Dataset rows for apps and sites
BEGIN
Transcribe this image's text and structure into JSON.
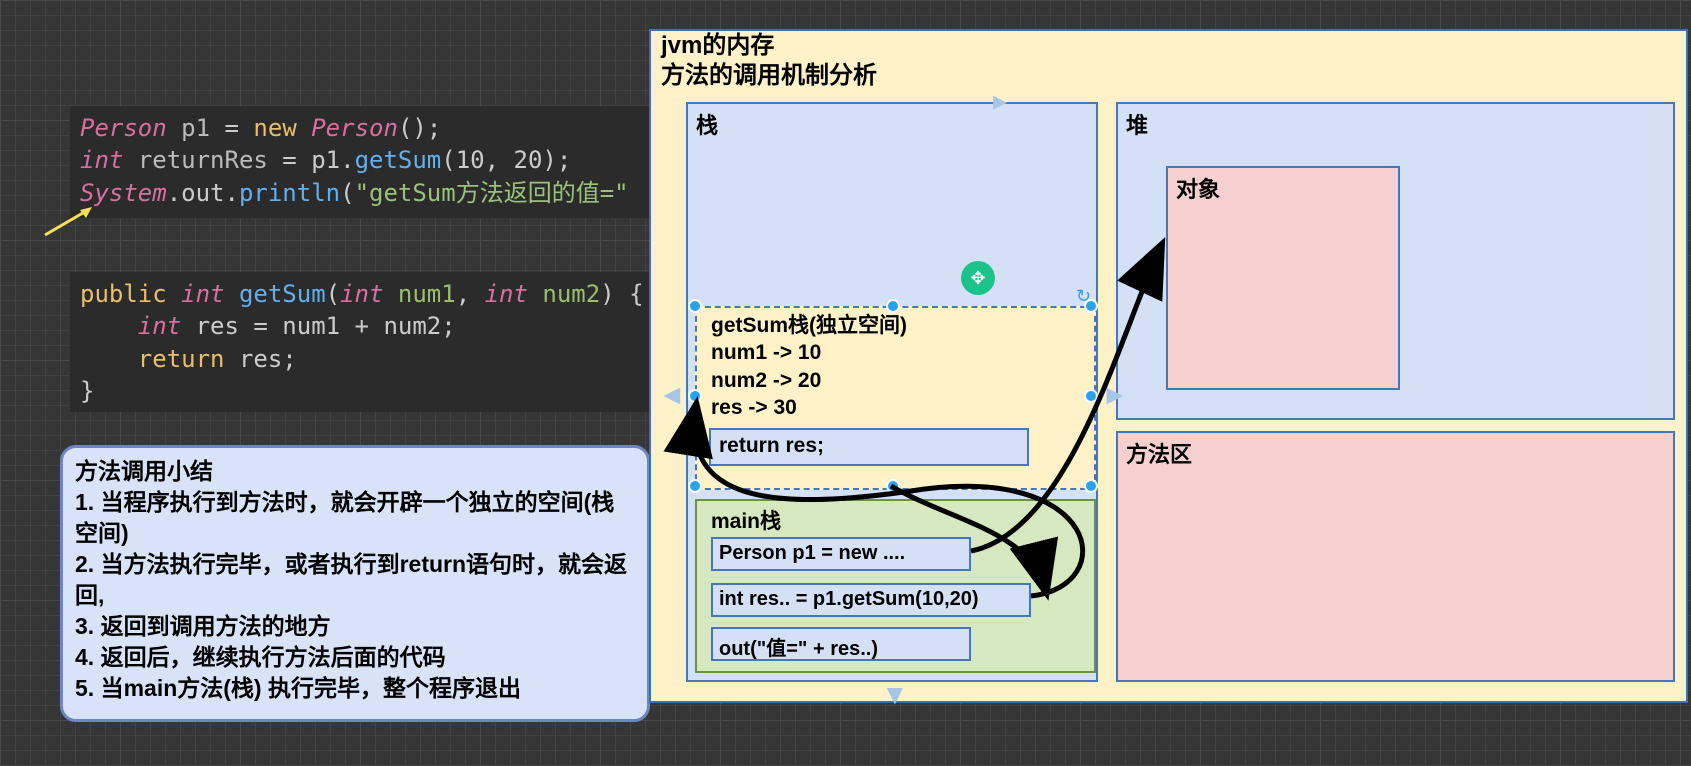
{
  "code1": {
    "line1_type": "Person",
    "line1_var": "p1",
    "line1_eq": " = ",
    "line1_new": "new",
    "line1_ctor": " Person",
    "line1_tail": "();",
    "line2_type": "int",
    "line2_var": "returnRes",
    "line2_eq": " = p1.",
    "line2_method": "getSum",
    "line2_args": "(10, 20);",
    "line3_sys": "System",
    "line3_out": ".out.",
    "line3_println": "println",
    "line3_open": "(",
    "line3_str": "\"getSum方法返回的值=\""
  },
  "code2": {
    "l1_public": "public",
    "l1_int": " int ",
    "l1_name": "getSum",
    "l1_open": "(",
    "l1_t1": "int ",
    "l1_p1": "num1",
    "l1_c": ", ",
    "l1_t2": "int ",
    "l1_p2": "num2",
    "l1_close": ") {",
    "l2": "    int res = num1 + num2;",
    "l3_ret": "    return",
    "l3_rest": " res;",
    "l4": "}"
  },
  "summary": {
    "title": "方法调用小结",
    "i1": "1. 当程序执行到方法时，就会开辟一个独立的空间(栈空间)",
    "i2": "2. 当方法执行完毕，或者执行到return语句时，就会返回,",
    "i3": "3. 返回到调用方法的地方",
    "i4": "4. 返回后，继续执行方法后面的代码",
    "i5": "5. 当main方法(栈) 执行完毕，整个程序退出"
  },
  "jvm": {
    "title1": "jvm的内存",
    "title2": "方法的调用机制分析",
    "stack_label": "栈",
    "heap_label": "堆",
    "object_label": "对象",
    "method_area_label": "方法区",
    "getsum": {
      "title": "getSum栈(独立空间)",
      "num1": "num1 -> 10",
      "num2": "num2 -> 20",
      "res": "res -> 30",
      "ret": "return res;"
    },
    "main": {
      "title": "main栈",
      "l1": "Person p1 = new ....",
      "l2": "int res.. = p1.getSum(10,20)",
      "l3": "out(\"值=\" + res..)"
    }
  }
}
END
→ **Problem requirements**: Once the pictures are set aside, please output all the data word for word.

→ **Answer to this exercise**:
Transcribe this image's text and structure into JSON.
{
  "code1": {
    "line1_type": "Person",
    "line1_var": "p1",
    "line1_eq": " = ",
    "line1_new": "new",
    "line1_ctor": " Person",
    "line1_tail": "();",
    "line2_type": "int",
    "line2_var": "returnRes",
    "line2_eq": " = p1.",
    "line2_method": "getSum",
    "line2_args": "(10, 20);",
    "line3_sys": "System",
    "line3_out": ".out.",
    "line3_println": "println",
    "line3_open": "(",
    "line3_str": "\"getSum方法返回的值=\""
  },
  "code2": {
    "l1_public": "public",
    "l1_int": " int ",
    "l1_name": "getSum",
    "l1_open": "(",
    "l1_t1": "int ",
    "l1_p1": "num1",
    "l1_c": ", ",
    "l1_t2": "int ",
    "l1_p2": "num2",
    "l1_close": ") {",
    "l2": "    int res = num1 + num2;",
    "l3_ret": "    return",
    "l3_rest": " res;",
    "l4": "}"
  },
  "summary": {
    "title": "方法调用小结",
    "i1": "1. 当程序执行到方法时，就会开辟一个独立的空间(栈空间)",
    "i2": "2. 当方法执行完毕，或者执行到return语句时，就会返回,",
    "i3": "3. 返回到调用方法的地方",
    "i4": "4. 返回后，继续执行方法后面的代码",
    "i5": "5. 当main方法(栈) 执行完毕，整个程序退出"
  },
  "jvm": {
    "title1": "jvm的内存",
    "title2": "方法的调用机制分析",
    "stack_label": "栈",
    "heap_label": "堆",
    "object_label": "对象",
    "method_area_label": "方法区",
    "getsum": {
      "title": "getSum栈(独立空间)",
      "num1": "num1 -> 10",
      "num2": "num2 -> 20",
      "res": "res -> 30",
      "ret": "return res;"
    },
    "main": {
      "title": "main栈",
      "l1": "Person p1 = new ....",
      "l2": "int res.. = p1.getSum(10,20)",
      "l3": "out(\"值=\" + res..)"
    }
  }
}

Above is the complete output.